## Problem
Within the material below, how many lines include the word "this"? Only the number should be given.

## Supplied records
• • •

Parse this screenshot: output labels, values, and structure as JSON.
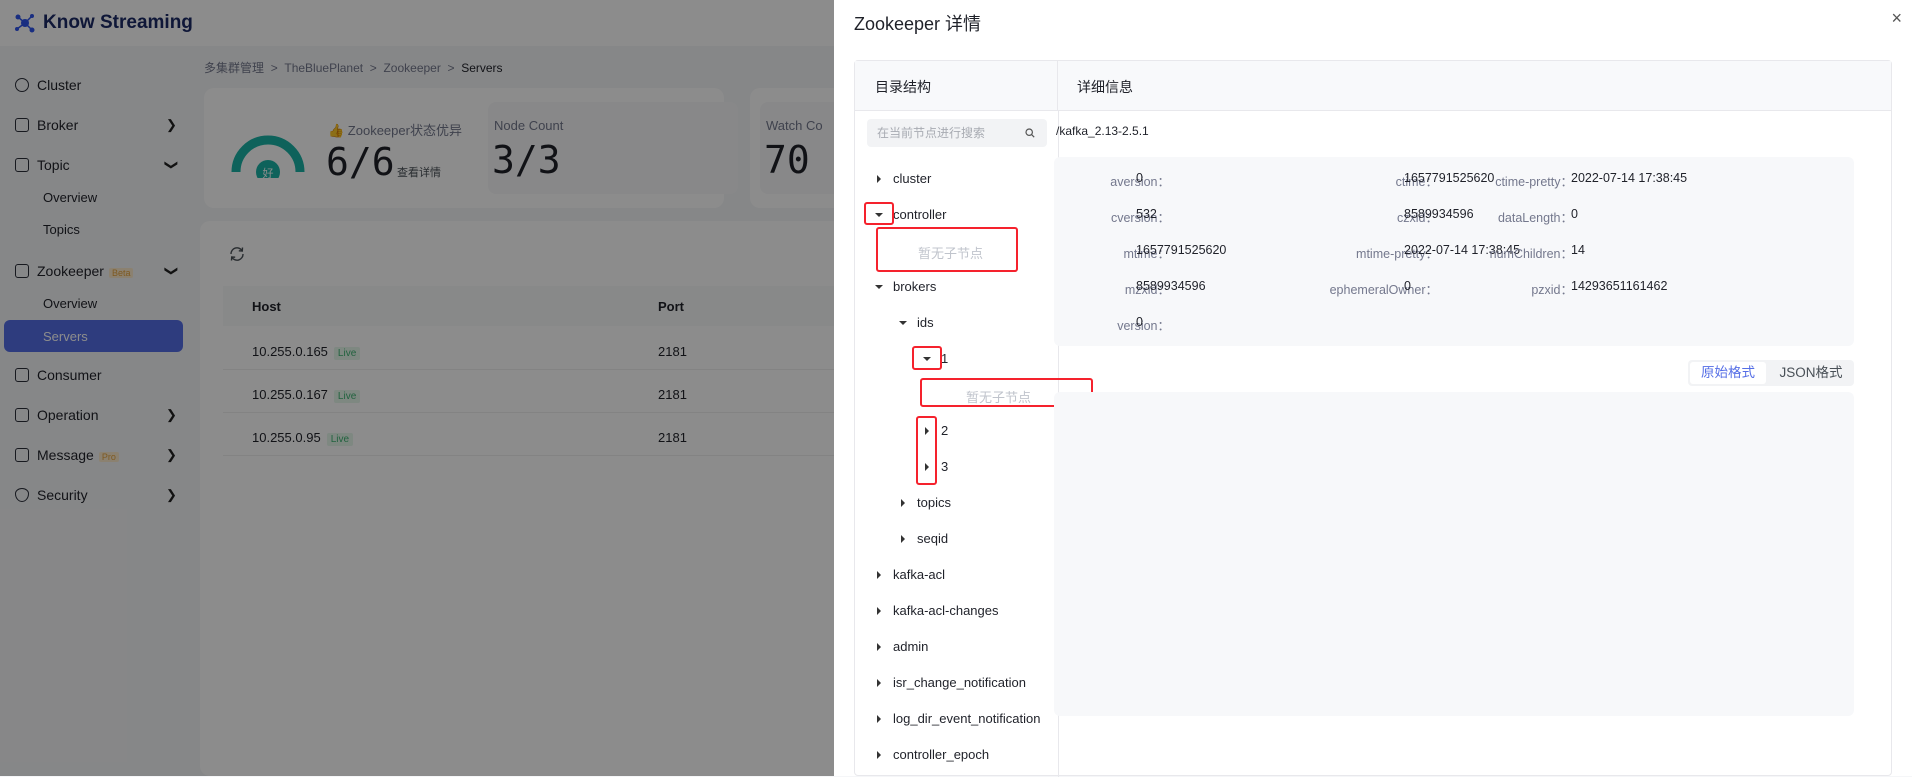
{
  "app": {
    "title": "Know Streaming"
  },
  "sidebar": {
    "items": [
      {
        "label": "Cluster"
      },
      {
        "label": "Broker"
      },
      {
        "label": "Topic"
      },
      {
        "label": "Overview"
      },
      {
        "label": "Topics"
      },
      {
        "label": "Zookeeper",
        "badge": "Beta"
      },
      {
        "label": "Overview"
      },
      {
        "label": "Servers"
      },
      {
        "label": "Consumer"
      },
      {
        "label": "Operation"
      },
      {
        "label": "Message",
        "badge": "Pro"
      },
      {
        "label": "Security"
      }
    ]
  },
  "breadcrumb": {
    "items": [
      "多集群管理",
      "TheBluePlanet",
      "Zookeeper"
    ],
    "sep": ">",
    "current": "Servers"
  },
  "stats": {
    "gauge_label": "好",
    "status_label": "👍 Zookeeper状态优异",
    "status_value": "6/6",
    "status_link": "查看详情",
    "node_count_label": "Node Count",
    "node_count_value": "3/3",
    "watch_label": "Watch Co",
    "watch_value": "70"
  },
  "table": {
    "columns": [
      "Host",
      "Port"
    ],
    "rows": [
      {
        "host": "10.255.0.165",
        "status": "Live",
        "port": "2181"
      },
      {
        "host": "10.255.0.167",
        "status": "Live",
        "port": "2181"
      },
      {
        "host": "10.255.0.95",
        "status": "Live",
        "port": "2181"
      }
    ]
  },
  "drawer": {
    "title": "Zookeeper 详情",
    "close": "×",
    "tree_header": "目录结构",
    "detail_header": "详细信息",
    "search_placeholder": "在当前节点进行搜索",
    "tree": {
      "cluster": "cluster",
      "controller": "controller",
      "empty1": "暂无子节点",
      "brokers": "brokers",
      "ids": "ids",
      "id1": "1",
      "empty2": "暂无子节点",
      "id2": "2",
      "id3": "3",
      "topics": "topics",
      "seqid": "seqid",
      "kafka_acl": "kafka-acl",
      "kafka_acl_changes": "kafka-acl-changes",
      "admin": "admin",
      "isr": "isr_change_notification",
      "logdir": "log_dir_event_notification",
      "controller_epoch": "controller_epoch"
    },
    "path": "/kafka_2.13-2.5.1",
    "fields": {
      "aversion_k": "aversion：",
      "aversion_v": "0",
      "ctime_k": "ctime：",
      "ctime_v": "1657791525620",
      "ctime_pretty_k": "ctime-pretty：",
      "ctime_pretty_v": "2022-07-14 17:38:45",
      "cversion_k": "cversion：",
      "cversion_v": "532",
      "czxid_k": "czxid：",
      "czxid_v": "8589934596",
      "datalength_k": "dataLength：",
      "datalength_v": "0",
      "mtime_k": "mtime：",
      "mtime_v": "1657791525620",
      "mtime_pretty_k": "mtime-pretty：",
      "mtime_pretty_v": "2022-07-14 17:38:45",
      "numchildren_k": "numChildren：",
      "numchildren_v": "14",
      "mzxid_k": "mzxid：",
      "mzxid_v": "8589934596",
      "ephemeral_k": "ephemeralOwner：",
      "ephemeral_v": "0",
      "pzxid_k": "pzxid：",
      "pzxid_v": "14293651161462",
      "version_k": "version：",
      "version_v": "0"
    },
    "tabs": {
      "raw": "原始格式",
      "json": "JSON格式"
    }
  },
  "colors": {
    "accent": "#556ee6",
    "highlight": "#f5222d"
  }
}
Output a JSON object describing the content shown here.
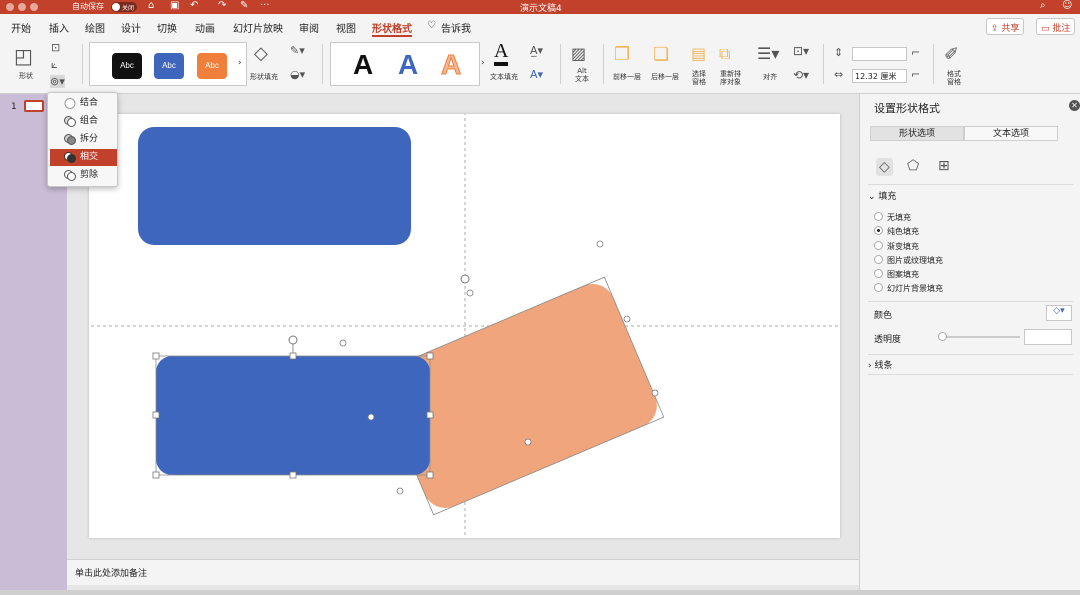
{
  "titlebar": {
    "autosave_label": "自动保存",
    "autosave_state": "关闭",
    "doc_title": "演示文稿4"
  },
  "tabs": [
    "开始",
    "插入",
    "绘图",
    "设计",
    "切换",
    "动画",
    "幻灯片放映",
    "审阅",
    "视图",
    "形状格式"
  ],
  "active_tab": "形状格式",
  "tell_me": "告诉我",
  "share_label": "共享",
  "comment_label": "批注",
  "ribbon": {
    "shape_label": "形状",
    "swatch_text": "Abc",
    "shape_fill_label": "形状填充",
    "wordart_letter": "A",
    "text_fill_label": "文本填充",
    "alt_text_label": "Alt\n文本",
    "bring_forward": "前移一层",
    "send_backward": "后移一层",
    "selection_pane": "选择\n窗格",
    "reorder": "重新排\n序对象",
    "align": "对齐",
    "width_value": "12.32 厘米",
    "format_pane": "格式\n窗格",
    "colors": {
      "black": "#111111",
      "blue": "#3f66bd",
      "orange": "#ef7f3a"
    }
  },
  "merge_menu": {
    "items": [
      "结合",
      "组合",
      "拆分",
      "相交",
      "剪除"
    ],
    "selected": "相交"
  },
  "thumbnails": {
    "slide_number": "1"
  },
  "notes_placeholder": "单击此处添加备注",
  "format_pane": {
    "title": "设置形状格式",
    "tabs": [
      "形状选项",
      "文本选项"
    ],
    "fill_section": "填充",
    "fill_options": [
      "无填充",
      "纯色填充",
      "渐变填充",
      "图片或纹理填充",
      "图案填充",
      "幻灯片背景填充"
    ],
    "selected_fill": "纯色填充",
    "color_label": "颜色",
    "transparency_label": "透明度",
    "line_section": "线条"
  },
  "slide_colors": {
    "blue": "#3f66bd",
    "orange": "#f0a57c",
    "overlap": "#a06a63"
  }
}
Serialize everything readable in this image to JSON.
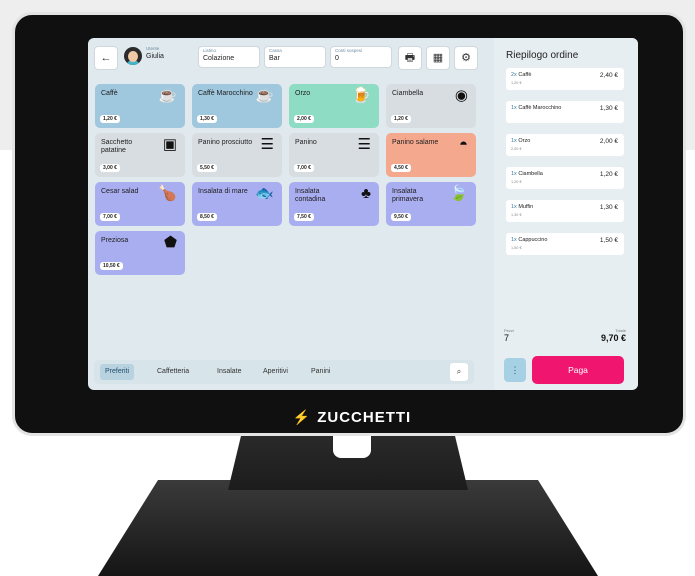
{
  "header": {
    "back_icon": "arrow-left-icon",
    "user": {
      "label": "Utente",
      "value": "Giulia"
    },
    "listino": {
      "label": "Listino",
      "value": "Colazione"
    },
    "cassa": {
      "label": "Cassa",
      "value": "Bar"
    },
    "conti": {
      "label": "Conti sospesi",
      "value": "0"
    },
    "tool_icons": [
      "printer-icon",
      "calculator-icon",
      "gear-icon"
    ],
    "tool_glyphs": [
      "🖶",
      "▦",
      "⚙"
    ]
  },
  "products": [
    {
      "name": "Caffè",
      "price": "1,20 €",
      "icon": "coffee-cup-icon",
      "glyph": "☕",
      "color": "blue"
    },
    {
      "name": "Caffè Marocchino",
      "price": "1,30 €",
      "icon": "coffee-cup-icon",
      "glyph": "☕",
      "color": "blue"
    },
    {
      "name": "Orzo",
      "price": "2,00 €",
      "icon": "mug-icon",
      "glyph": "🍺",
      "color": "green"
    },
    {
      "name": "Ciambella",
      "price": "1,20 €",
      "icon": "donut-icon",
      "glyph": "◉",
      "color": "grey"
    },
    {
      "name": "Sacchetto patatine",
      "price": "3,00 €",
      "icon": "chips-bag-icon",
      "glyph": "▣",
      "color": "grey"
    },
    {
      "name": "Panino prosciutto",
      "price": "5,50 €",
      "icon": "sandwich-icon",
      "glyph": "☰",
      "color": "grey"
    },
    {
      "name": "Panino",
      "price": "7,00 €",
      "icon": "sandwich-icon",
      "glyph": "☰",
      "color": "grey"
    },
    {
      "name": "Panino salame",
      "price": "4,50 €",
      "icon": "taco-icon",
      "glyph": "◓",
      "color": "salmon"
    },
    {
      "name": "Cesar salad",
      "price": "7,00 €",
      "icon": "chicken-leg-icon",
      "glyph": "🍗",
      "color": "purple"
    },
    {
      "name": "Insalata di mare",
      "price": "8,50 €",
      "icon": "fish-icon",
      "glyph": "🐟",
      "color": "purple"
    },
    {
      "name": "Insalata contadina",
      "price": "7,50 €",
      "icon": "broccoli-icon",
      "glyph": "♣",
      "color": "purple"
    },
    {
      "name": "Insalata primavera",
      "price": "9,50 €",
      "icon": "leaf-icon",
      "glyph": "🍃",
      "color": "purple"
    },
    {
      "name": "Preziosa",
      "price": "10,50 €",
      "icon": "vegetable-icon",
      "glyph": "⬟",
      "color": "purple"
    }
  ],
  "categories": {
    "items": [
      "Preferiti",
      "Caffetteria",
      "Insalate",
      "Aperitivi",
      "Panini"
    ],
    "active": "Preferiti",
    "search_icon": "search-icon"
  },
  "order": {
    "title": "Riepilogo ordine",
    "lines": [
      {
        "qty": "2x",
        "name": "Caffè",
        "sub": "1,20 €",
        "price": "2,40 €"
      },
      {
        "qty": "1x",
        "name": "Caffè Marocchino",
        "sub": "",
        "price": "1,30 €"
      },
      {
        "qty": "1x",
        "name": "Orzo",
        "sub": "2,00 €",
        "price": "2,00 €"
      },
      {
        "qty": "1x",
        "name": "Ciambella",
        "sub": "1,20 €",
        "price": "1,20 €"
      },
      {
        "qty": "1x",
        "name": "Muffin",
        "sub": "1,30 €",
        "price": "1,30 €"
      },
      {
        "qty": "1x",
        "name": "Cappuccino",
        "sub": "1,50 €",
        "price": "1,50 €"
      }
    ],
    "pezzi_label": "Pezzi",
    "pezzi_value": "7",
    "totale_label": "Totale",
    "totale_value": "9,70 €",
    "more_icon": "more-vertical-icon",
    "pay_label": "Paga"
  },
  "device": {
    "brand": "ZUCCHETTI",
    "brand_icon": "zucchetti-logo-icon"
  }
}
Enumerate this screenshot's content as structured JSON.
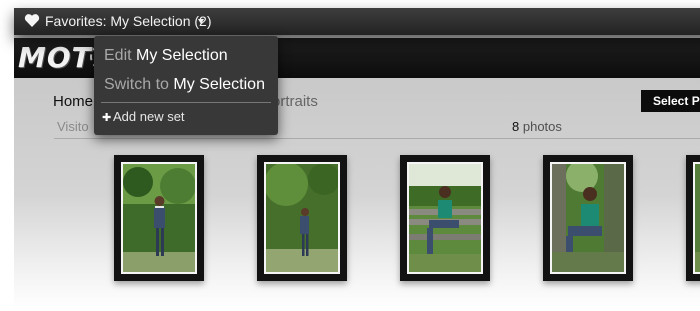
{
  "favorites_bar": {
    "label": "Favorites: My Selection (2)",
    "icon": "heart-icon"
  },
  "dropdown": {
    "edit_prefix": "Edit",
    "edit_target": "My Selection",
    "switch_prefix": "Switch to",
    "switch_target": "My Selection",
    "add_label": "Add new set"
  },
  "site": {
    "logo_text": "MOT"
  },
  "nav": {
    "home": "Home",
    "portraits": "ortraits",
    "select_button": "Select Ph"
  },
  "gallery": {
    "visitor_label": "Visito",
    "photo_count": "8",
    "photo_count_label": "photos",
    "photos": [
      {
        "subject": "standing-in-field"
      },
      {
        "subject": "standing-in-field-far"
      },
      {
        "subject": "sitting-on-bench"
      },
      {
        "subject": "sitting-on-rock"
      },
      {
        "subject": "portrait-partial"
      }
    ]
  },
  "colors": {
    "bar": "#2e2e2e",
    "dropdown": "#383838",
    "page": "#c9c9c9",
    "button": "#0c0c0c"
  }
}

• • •

## Answer to the problem
3